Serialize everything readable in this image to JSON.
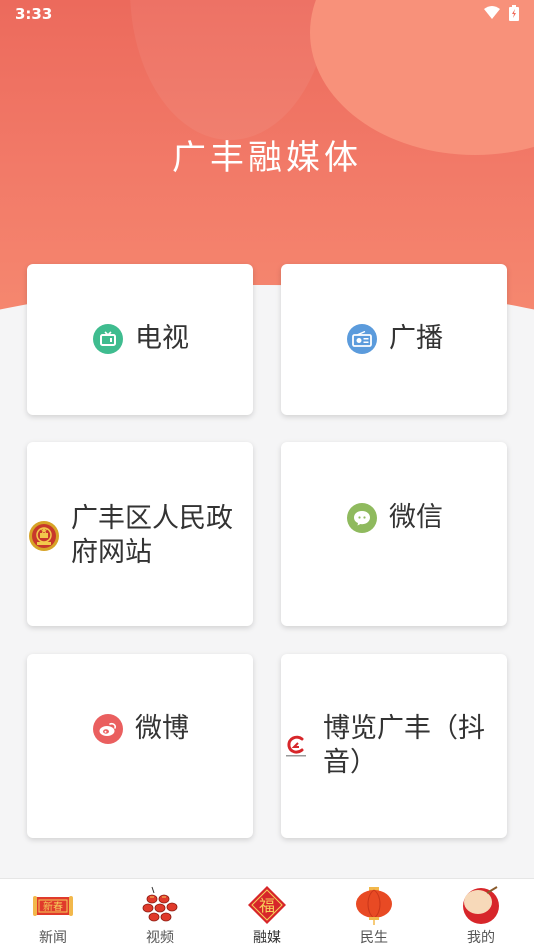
{
  "status": {
    "time": "3:33"
  },
  "header": {
    "title": "广丰融媒体"
  },
  "cards": [
    {
      "label": "电视",
      "icon": "tv-icon",
      "color": "#3fbc8f"
    },
    {
      "label": "广播",
      "icon": "radio-icon",
      "color": "#5b9bdc"
    },
    {
      "label": "广丰区人民政府网站",
      "icon": "national-emblem-icon",
      "color": "#c8382b"
    },
    {
      "label": "微信",
      "icon": "wechat-icon",
      "color": "#8fba5e"
    },
    {
      "label": "微博",
      "icon": "weibo-icon",
      "color": "#ea5f5f"
    },
    {
      "label": "博览广丰（抖音）",
      "icon": "guangfeng-logo-icon",
      "color": "#d7262a"
    }
  ],
  "tabs": [
    {
      "label": "新闻",
      "icon": "new-year-banner-icon"
    },
    {
      "label": "视频",
      "icon": "firecracker-icon"
    },
    {
      "label": "融媒",
      "icon": "fu-diamond-icon"
    },
    {
      "label": "民生",
      "icon": "lantern-icon"
    },
    {
      "label": "我的",
      "icon": "drum-icon"
    }
  ],
  "colors": {
    "accent": "#ec6a5c",
    "background": "#f5f5f6"
  }
}
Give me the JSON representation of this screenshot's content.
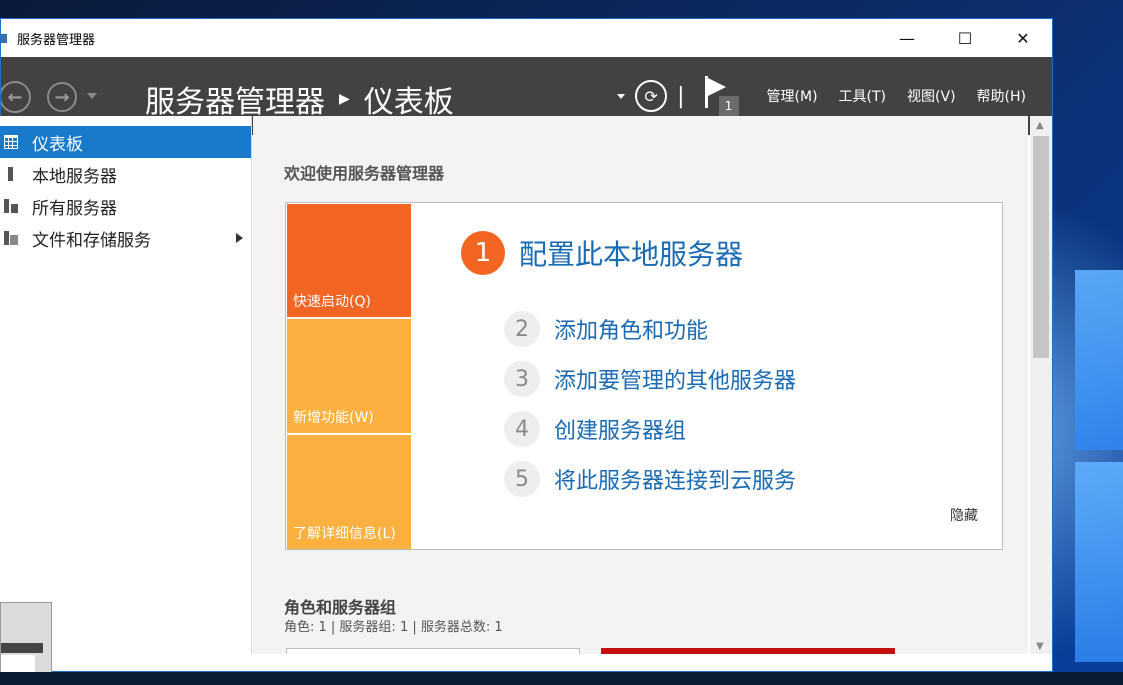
{
  "window": {
    "title": "服务器管理器",
    "controls": {
      "minimize": "—",
      "maximize": "☐",
      "close": "✕"
    }
  },
  "header": {
    "app_name": "服务器管理器",
    "page_name": "仪表板",
    "notification_count": "1",
    "menu": [
      "管理(M)",
      "工具(T)",
      "视图(V)",
      "帮助(H)"
    ]
  },
  "sidebar": {
    "items": [
      {
        "label": "仪表板",
        "active": true
      },
      {
        "label": "本地服务器",
        "active": false
      },
      {
        "label": "所有服务器",
        "active": false
      },
      {
        "label": "文件和存储服务",
        "active": false
      }
    ]
  },
  "main": {
    "welcome": "欢迎使用服务器管理器",
    "tiles": [
      "快速启动(Q)",
      "新增功能(W)",
      "了解详细信息(L)"
    ],
    "steps": [
      {
        "num": "1",
        "label": "配置此本地服务器"
      },
      {
        "num": "2",
        "label": "添加角色和功能"
      },
      {
        "num": "3",
        "label": "添加要管理的其他服务器"
      },
      {
        "num": "4",
        "label": "创建服务器组"
      },
      {
        "num": "5",
        "label": "将此服务器连接到云服务"
      }
    ],
    "hide": "隐藏",
    "roles_title": "角色和服务器组",
    "roles_summary": "角色: 1 | 服务器组: 1 | 服务器总数: 1"
  },
  "colors": {
    "accent_blue": "#1979ca",
    "tile_orange": "#f26522",
    "tile_yellow": "#fbb040",
    "header_bg": "#424242",
    "link_blue": "#1a6ab3",
    "card_red": "#c50f0f"
  }
}
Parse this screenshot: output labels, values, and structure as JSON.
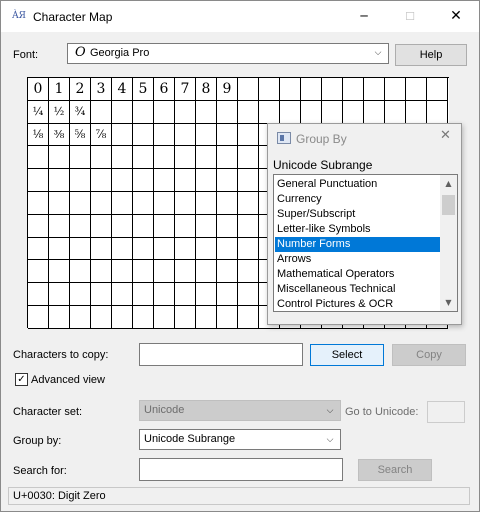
{
  "window": {
    "title": "Character Map",
    "icon": "charmap-app-icon",
    "controls": {
      "minimize": "─",
      "maximize": "☐",
      "close": "✕"
    }
  },
  "font": {
    "label": "Font:",
    "value": "Georgia Pro",
    "glyph": "O",
    "help_label": "Help"
  },
  "grid": {
    "chars": [
      "0",
      "1",
      "2",
      "3",
      "4",
      "5",
      "6",
      "7",
      "8",
      "9",
      "¼",
      "½",
      "¾",
      "⅛",
      "⅜",
      "⅝",
      "⅞"
    ]
  },
  "group_by_popup": {
    "title": "Group By",
    "close": "✕",
    "selected_header": "Unicode Subrange",
    "items": [
      "General Punctuation",
      "Currency",
      "Super/Subscript",
      "Letter-like Symbols",
      "Number Forms",
      "Arrows",
      "Mathematical Operators",
      "Miscellaneous Technical",
      "Control Pictures & OCR"
    ],
    "selected_item": "Number Forms"
  },
  "copy": {
    "label": "Characters to copy:",
    "value": "",
    "select_label": "Select",
    "copy_label": "Copy"
  },
  "advanced": {
    "label": "Advanced view",
    "checked": true,
    "check_glyph": "✓"
  },
  "charset": {
    "label": "Character set:",
    "value": "Unicode",
    "goto_label": "Go to Unicode:",
    "goto_value": ""
  },
  "groupby": {
    "label": "Group by:",
    "value": "Unicode Subrange"
  },
  "search": {
    "label": "Search for:",
    "value": "",
    "button_label": "Search"
  },
  "status": {
    "text": "U+0030: Digit Zero"
  },
  "colors": {
    "selection": "#0078d7",
    "focus_border": "#0078d7"
  }
}
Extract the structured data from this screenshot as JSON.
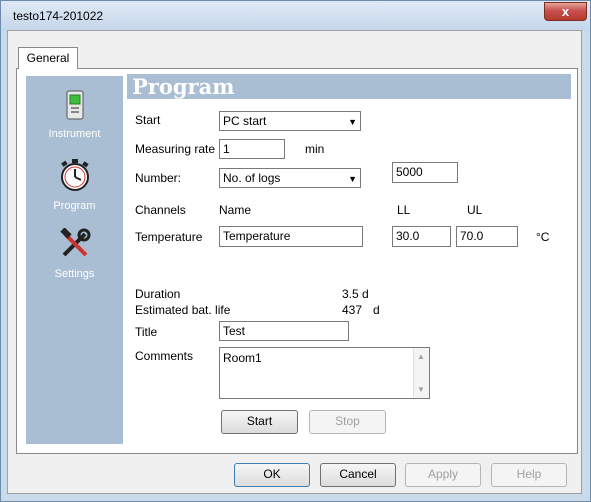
{
  "window": {
    "title": "testo174-201022",
    "close_glyph": "x"
  },
  "tabs": [
    {
      "label": "General"
    }
  ],
  "nav": {
    "items": [
      {
        "label": "Instrument",
        "icon": "device-icon"
      },
      {
        "label": "Program",
        "icon": "stopwatch-icon"
      },
      {
        "label": "Settings",
        "icon": "tools-icon"
      }
    ]
  },
  "program": {
    "header": "Program",
    "start_label": "Start",
    "start_value": "PC start",
    "measuring_rate_label": "Measuring rate",
    "measuring_rate_value": "1",
    "measuring_rate_unit": "min",
    "number_label": "Number:",
    "number_value": "No. of logs",
    "number_count": "5000",
    "channels_label": "Channels",
    "name_header": "Name",
    "ll_header": "LL",
    "ul_header": "UL",
    "channel_label": "Temperature",
    "channel_name": "Temperature",
    "ll_value": "30.0",
    "ul_value": "70.0",
    "unit": "°C",
    "duration_label": "Duration",
    "duration_value": "3.5 d",
    "battery_label": "Estimated bat. life",
    "battery_value": "437",
    "battery_unit": "d",
    "title_label": "Title",
    "title_value": "Test",
    "comments_label": "Comments",
    "comments_value": "Room1",
    "start_button": "Start",
    "stop_button": "Stop"
  },
  "footer": {
    "ok": "OK",
    "cancel": "Cancel",
    "apply": "Apply",
    "help": "Help"
  }
}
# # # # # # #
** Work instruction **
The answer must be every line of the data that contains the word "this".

** Problem solution **
Serialize everything readable in this image to JSON.
Give me the JSON representation of this screenshot's content.
Parse this screenshot: output labels, values, and structure as JSON.
Extract the structured data from this screenshot as JSON.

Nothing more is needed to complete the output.